By Greg Clark, July 16, 1921
Once more comes round the season when man discovers anew the absence of that rib he lost in Eden.
The season of man-made breakfasts is here. The season of unmade beds, of disorganized laundry, of great heaps of dirty dishes in countless deserted kitchen sinks! The season of holey socks, of buttonless bedeveys, of bleak and dusty homes! Lo the season of the summer bachelor is upon us.
It is in the next eight weeks that the married man discovers what liars and mockers his bachelor friends are.
Thousands of husbands, growing shabbier and seedier and more undernourished every day, are falling in love with their wives again.
Yoho and ahoy! Regard the well-known summer bachelor whose wife is up at the cottage! See him at seven o’clock of the evening, the cafe-fed expression on his face, a large hole in the heel of his sock, a bundle of funny papers under his arm, standing on a deserted down-town corner watching the hours whizz by.
See him watering his lawn at home. Observe him deporting himself gayly on his verandah, rocking in the wicker rocker that is his wife’s favorite chair. Hear him in the early morn, rattling pans as he gets himself his breakfast. Does he sing as he shaves? Does he come home at eve with his usual spring stride?
It is time we recognized the pitiful plight of summer bachelors. The Armenians and others are getting altogether too much sympathy.
What an opportunity the churches, the Y. M. C. A., and the Rotary Club are missing by not shepherding the summer bachelor!
The churches could hold special mid-week social gatherings for them. The poor fellows could be invited to bring their socks to be darned, their garments to have buttons sewed on by the ladies of the church who are still in town. A bright program could be made up by inviting two or three of the summer bachelors to bring their wives photographs and give little ten-minute talks on “Why I Miss My Wife.” Good old sentimental songs could be sung, such as “When You and I Were Young Maggie” and “In the Shade of the Old Apple Tree.” In addition to improving tremendously the domestic spirit of the community, such gatherings would be of wonderful relief to the poor neglected fellows.
The Y. M. C. A. could put on summer bachelor evenings, to which the distracted, lonely beggars could invite several of their real bachelor friends. Then in the gymnasium, bouts could be staged between real bachelors and the summer variety, in which the latter could pound the stuffing out of the genuine article in payment for all the false blather he had indulged in about “freedom” and “independence.”
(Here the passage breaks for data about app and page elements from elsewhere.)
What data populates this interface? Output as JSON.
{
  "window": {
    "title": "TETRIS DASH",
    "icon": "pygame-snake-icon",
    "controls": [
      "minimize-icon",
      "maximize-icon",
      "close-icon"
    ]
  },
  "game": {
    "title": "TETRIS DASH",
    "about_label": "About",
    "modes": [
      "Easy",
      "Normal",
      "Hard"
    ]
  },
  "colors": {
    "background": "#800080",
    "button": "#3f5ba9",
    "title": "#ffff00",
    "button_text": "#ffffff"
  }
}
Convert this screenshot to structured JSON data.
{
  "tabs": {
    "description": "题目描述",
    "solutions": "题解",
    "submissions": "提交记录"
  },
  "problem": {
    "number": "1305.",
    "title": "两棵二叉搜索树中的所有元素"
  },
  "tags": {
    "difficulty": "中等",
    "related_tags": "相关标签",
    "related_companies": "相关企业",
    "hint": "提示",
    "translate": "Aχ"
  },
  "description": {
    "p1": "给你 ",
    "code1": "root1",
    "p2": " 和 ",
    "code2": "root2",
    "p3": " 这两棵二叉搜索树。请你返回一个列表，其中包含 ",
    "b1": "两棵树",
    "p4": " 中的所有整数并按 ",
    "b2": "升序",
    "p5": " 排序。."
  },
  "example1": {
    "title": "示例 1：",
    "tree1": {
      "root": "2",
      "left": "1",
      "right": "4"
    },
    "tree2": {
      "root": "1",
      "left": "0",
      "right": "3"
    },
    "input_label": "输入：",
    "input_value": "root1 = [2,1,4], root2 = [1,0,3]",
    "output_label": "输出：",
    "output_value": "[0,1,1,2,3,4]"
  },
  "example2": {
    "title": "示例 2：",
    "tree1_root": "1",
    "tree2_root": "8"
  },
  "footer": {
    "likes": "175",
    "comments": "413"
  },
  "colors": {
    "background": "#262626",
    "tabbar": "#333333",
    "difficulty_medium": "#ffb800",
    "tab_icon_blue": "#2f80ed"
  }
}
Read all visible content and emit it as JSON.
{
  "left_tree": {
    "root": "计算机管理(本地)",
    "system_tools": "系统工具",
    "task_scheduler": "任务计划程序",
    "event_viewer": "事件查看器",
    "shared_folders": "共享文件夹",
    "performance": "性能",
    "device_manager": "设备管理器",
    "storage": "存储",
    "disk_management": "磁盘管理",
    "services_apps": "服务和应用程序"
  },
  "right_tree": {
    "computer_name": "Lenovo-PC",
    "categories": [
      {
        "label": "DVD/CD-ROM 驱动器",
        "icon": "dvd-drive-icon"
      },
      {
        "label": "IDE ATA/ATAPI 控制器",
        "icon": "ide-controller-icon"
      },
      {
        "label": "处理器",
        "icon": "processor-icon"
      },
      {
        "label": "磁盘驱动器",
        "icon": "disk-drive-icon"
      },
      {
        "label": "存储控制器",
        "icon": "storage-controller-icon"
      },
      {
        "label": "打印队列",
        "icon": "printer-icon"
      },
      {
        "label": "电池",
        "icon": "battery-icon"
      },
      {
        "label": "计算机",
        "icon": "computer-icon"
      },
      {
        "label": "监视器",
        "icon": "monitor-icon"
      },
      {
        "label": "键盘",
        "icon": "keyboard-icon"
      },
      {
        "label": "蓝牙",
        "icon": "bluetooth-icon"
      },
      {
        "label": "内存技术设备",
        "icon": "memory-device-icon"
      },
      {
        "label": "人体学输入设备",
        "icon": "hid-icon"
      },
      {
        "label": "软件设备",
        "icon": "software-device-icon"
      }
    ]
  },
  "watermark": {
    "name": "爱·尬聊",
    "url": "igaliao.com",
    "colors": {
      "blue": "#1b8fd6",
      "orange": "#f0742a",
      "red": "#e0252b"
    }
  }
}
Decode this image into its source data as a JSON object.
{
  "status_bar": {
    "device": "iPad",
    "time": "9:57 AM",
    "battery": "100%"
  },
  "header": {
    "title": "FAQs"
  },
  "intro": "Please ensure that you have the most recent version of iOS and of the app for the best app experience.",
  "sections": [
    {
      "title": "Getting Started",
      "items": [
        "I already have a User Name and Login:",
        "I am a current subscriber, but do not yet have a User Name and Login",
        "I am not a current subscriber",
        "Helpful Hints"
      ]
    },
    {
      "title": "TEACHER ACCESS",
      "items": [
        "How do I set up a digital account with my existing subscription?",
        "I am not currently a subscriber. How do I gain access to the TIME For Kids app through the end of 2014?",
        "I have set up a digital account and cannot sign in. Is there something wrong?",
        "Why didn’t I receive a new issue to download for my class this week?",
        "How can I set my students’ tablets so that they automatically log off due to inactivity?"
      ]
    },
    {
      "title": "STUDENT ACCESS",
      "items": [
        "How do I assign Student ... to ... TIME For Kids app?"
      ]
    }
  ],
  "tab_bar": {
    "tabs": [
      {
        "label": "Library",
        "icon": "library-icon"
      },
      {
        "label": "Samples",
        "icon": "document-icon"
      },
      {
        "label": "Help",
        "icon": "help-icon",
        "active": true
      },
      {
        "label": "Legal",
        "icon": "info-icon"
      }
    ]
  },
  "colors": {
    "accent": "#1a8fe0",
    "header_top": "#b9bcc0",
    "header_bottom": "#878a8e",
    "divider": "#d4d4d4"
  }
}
I advocate this thing in order to render unnecessary the tragedy which recently occurred in the apartment of a real bachelor friend of mine.
Being temporarily alone, I had reached the climax of summer bachelor misery. All my laundry was equally divided between the laundryman and my bedroom floor. My socks had run out. There were no more restaurants left to try. All the dishes, including the cut glass and the fancy plates of the dining-room plate-rail, were in the sink. And the house fairly shouted with emptiness. Then I remembered Henry.
Henry is, or was, my bachelor friend, who bragged so of his “freedom,” his Independence, his blessed single estate.
I decided to hunt up Henry and see how he managed, without a wife.
We met; we dined together. He took me to his apartment.
His apartment was about the size of a decent chest of drawers. It smelled of heat and stale smoke. His bed was unmade. There were heaps of clothing on the floor, garments hung on doorknobs, a boot on his dresser. There was dust and confusion on all his tables and window sills. In his bachelor kitchenette dirty dishes were in the sink, and extinct sardine cans and milk bottles were strewn about.
Henry, wholly ignorant of my emotions, sat down in his rickety leather easy chair, and said –
“Ah, this is the life! No slavery for me! Free and independent! Now, you, your poor – “
With that, I struck him with a chair over the head.
Over his remains I heaped the stray garments off the floor and a few tin cans out of the kitchenette.
I make no excuses for this deed. For the summer bachelor is subject to a sort of madness. It is caused by the uneven pressure on his vertebrae and spinal cord owing to the loss of one of his ribs.
Editor’s Note: A “summer bachelor” was a common character in Greg’s stories, even early ones like this one from 1921 illustrated by Jim. Middle class families who owned summer cottages would have the wife and children go to the cottage for the whole summer when the children were out of school. The husbands would stay behind in the city for the work week, and would go to the cottage on weekends. The joke was that the men would always be helpless at home without their wives around. This situation would come up in the future Greg-Jim stories as well, as the hijinks they would get into was always when they were on their own.